** Your goal **
Show each line of the entries below in which the word "placeholder" appears.

/---

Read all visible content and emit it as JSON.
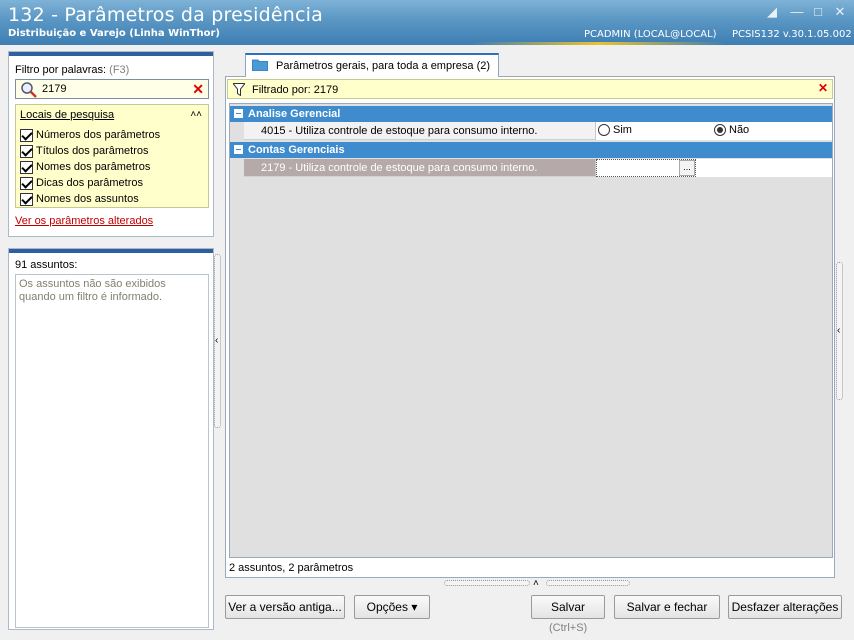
{
  "window": {
    "title": "132 - Parâmetros da presidência",
    "subtitle": "Distribuição e Varejo (Linha WinThor)",
    "user": "PCADMIN (LOCAL@LOCAL)",
    "version": "PCSIS132  v.30.1.05.002"
  },
  "filter": {
    "label": "Filtro por palavras:",
    "hotkey": "(F3)",
    "value": "2179",
    "locais_title": "Locais de pesquisa",
    "options": [
      {
        "label": "Números dos parâmetros",
        "checked": true
      },
      {
        "label": "Títulos dos parâmetros",
        "checked": true
      },
      {
        "label": "Nomes dos parâmetros",
        "checked": true
      },
      {
        "label": "Dicas dos parâmetros",
        "checked": true
      },
      {
        "label": "Nomes dos assuntos",
        "checked": true
      }
    ],
    "changed_link": "Ver os parâmetros alterados"
  },
  "assuntos": {
    "count_label": "91 assuntos:",
    "message": "Os assuntos não são exibidos quando um filtro é informado."
  },
  "tab": {
    "label": "Parâmetros gerais, para toda a empresa",
    "count": "(2)"
  },
  "filtered_bar": {
    "text": "Filtrado por: 2179"
  },
  "groups": [
    {
      "title": "Analise Gerencial",
      "rows": [
        {
          "label": "4015 - Utiliza controle de estoque para consumo interno.",
          "options": [
            "Sim",
            "Não"
          ],
          "selected": "Não"
        }
      ]
    },
    {
      "title": "Contas Gerenciais",
      "rows": [
        {
          "label": "2179 - Utiliza controle de estoque para consumo interno.",
          "value": "",
          "ellipsis": "..."
        }
      ]
    }
  ],
  "status": "2 assuntos, 2 parâmetros",
  "buttons": {
    "old_version": "Ver a versão antiga...",
    "options": "Opções",
    "save": "Salvar",
    "save_shortcut": "(Ctrl+S)",
    "save_close": "Salvar e fechar",
    "undo": "Desfazer alterações"
  }
}
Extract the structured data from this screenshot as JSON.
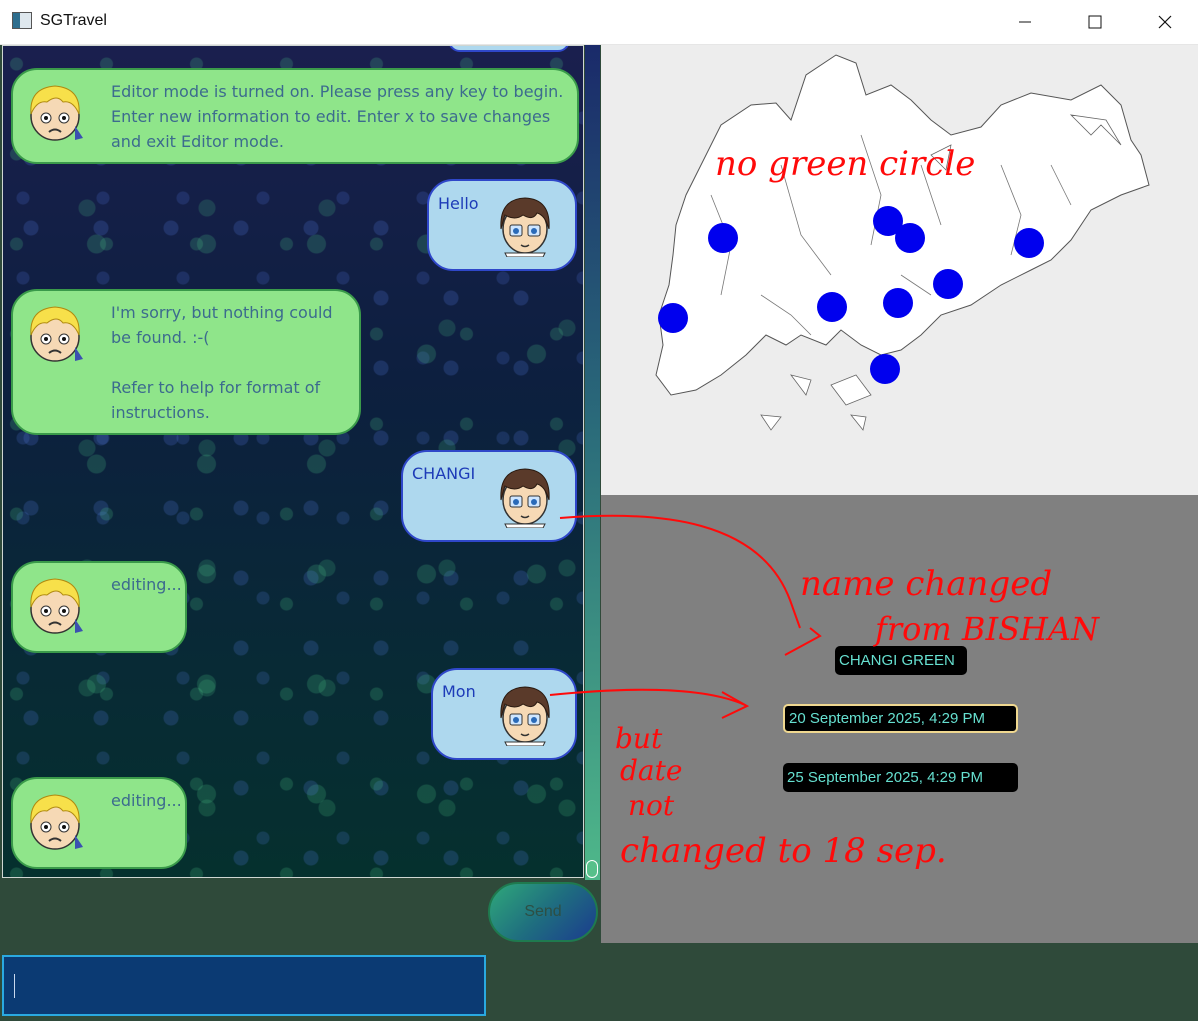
{
  "window": {
    "title": "SGTravel",
    "controls": [
      "minimize",
      "maximize",
      "close"
    ]
  },
  "chat": {
    "messages": [
      {
        "sender": "bot",
        "text": "Editor mode is turned on. Please press any key to begin.\nEnter new information to edit. Enter x to save changes\nand exit Editor mode."
      },
      {
        "sender": "user",
        "text": "Hello"
      },
      {
        "sender": "bot",
        "text": "I'm sorry, but nothing could\nbe found. :-(\n\nRefer to help for format of\ninstructions."
      },
      {
        "sender": "user",
        "text": "CHANGI"
      },
      {
        "sender": "bot",
        "text": "editing..."
      },
      {
        "sender": "user",
        "text": "Mon"
      },
      {
        "sender": "bot",
        "text": "editing..."
      }
    ]
  },
  "input": {
    "send_label": "Send",
    "value": ""
  },
  "map": {
    "marker_color": "#0000ee",
    "marker_count": 10
  },
  "details": {
    "name": "CHANGI GREEN",
    "start_date": "20 September 2025, 4:29 PM",
    "end_date": "25 September 2025, 4:29 PM"
  },
  "annotations": {
    "note_map": "no green circle",
    "note_name_1": "name changed",
    "note_name_2": "from BISHAN",
    "note_date_1": "but",
    "note_date_2": "date",
    "note_date_3": "not",
    "note_date_4": "changed to 18 sep.",
    "color": "#ff0a0a"
  }
}
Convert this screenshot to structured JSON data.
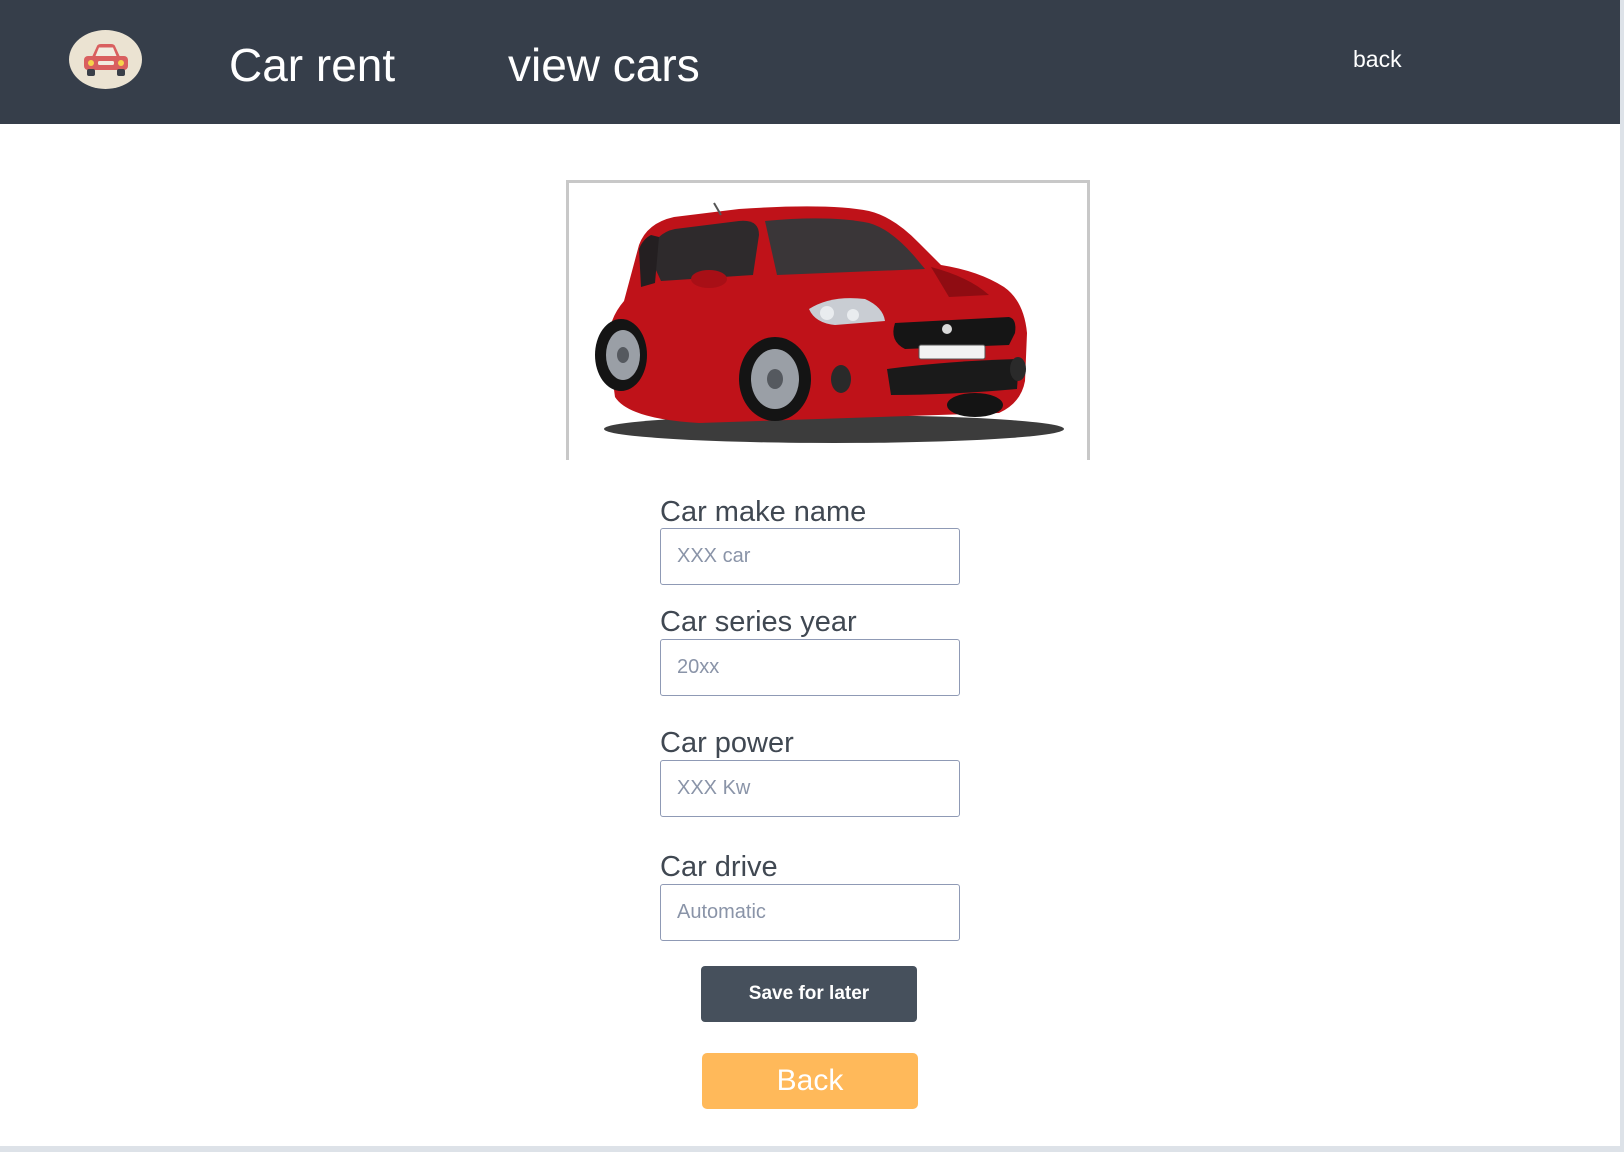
{
  "header": {
    "brand": "Car rent",
    "nav_view_cars": "view cars",
    "back_link": "back"
  },
  "form": {
    "make": {
      "label": "Car make name",
      "placeholder": "XXX car"
    },
    "year": {
      "label": "Car series year",
      "placeholder": "20xx"
    },
    "power": {
      "label": "Car power",
      "placeholder": "XXX Kw"
    },
    "drive": {
      "label": "Car drive",
      "placeholder": "Automatic"
    }
  },
  "buttons": {
    "save": "Save for later",
    "back": "Back"
  },
  "icons": {
    "logo": "car-icon"
  },
  "colors": {
    "header_bg": "#363e4a",
    "save_button": "#46505c",
    "back_button": "#ffb95a",
    "car_body": "#c8141c"
  }
}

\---

** Output for this task **
      "placeholder": "XXX car"
      "placeholder": "20xx"
      "placeholder": "XXX Kw"
      "placeholder": "Automatic"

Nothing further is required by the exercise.